“It would make sure that what happened at Georgetown Prep didn’t stay at Georgetown Prep,” Weiner said, in a reference to Kavanaugh’s joke during a 2015 speech that “what happens at Georgetown Prep” — which he attended — “stays at Georgetown Prep.” In other words, FBI fact finding is supposed to crack through such codes of silence.
Weiner noted that the FBI could interview both Kavanaugh and Ford. It could also interview others who are witnesses of a sort — Mark Judge, who Ford has alleged was in the room, or, say, Ford’s husband, who has said Ford singled out Kavanaugh by name during a therapy session in 2012. Indeed, Weiner pointed out that the process could actually provide information that casts doubt on Ford’s claim.
“A background check could determine that his accuser is lying,” Weiner said. For instance, it could provide lawmakers with additional testimony from classmates attesting to his character or testimony from people sympathetic to her that stops well short of corroboration, thus putting her story on shakier ground.
Trump’s corruption is staining everything
But here’s the real rub of the matter: As numerous former officials told Politico, whether the FBI does this is up to the president — he could simply ask for it. And as Weiner pointed out, Trump essentially sees the FBI as illegitimate. Indeed, earlier this week, Trump blasted the FBI as “truly a cancer in our country.”
Thus, the president is, of course, all but certain not to ask the FBI to look into this further. But the point is that, even if he did, he would not accept any FBI findings if they were not entirely to his liking. And Republicans are so protective of this president that they would not accept them, either, let alone buck the president by calling for the FBI to get involved again in the first place.
The fact that Trump “just called the FBI a cancer,” Weiner noted, confirms that “his hatred for the FBI, and Senate Republicans’ slavish devotion to him, make the question of the FBI’s involvement a nonstarter.”
The bottom line is that a legitimate fact-finding role for the FBI in this process is simply not possible with this president in office, and Trump’s corruption is the root cause of this. Because of it, there could not be such a fact-finding effort in this case even if both parties were to agree that it is desirable. And Republicans — who now claim that testimony from only Ford and Kavanaugh will be sufficient, to keep the dispute shrouded in “he said, she said” uncertainty — are complicit in creating this state of affairs, in which bringing an external, neutral fact-finding effort to bear on this process is essentially unthinkable.
Kavanaugh very well may be entirely innocent, of course, but this only underscores the point further. The absence of that neutral effort to determine the truth — which is the direct outgrowth of Trump’s corruption of the rule of law for his own personal ends — will forever be a question mark over the process, should Kavanaugh be confirmed.
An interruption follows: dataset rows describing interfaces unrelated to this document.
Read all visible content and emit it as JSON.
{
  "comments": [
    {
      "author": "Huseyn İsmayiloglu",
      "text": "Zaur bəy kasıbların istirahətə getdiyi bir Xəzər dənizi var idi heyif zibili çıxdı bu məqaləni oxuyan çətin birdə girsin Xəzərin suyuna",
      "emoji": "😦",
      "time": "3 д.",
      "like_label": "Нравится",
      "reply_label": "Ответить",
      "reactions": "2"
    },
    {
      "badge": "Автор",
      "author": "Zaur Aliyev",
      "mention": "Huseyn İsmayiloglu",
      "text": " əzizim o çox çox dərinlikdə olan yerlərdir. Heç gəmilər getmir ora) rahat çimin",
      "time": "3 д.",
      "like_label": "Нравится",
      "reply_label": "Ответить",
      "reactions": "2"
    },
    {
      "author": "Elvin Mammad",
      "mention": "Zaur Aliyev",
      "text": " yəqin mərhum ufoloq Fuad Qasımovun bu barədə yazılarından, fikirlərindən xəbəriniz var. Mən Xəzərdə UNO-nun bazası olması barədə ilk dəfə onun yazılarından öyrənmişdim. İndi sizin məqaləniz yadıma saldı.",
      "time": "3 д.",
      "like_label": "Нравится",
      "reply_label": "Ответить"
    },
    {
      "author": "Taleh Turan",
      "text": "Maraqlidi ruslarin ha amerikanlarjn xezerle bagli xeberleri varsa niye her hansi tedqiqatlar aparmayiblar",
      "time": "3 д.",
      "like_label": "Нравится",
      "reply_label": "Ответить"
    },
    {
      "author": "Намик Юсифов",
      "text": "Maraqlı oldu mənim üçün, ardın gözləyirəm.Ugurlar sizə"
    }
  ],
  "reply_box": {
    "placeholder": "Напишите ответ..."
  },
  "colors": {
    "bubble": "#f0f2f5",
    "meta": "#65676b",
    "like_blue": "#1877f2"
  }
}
After all, if you presume Kavanaugh’s innocence, that inevitably also means this absence leaves doubt lingering over his ascension that should have been dispelled.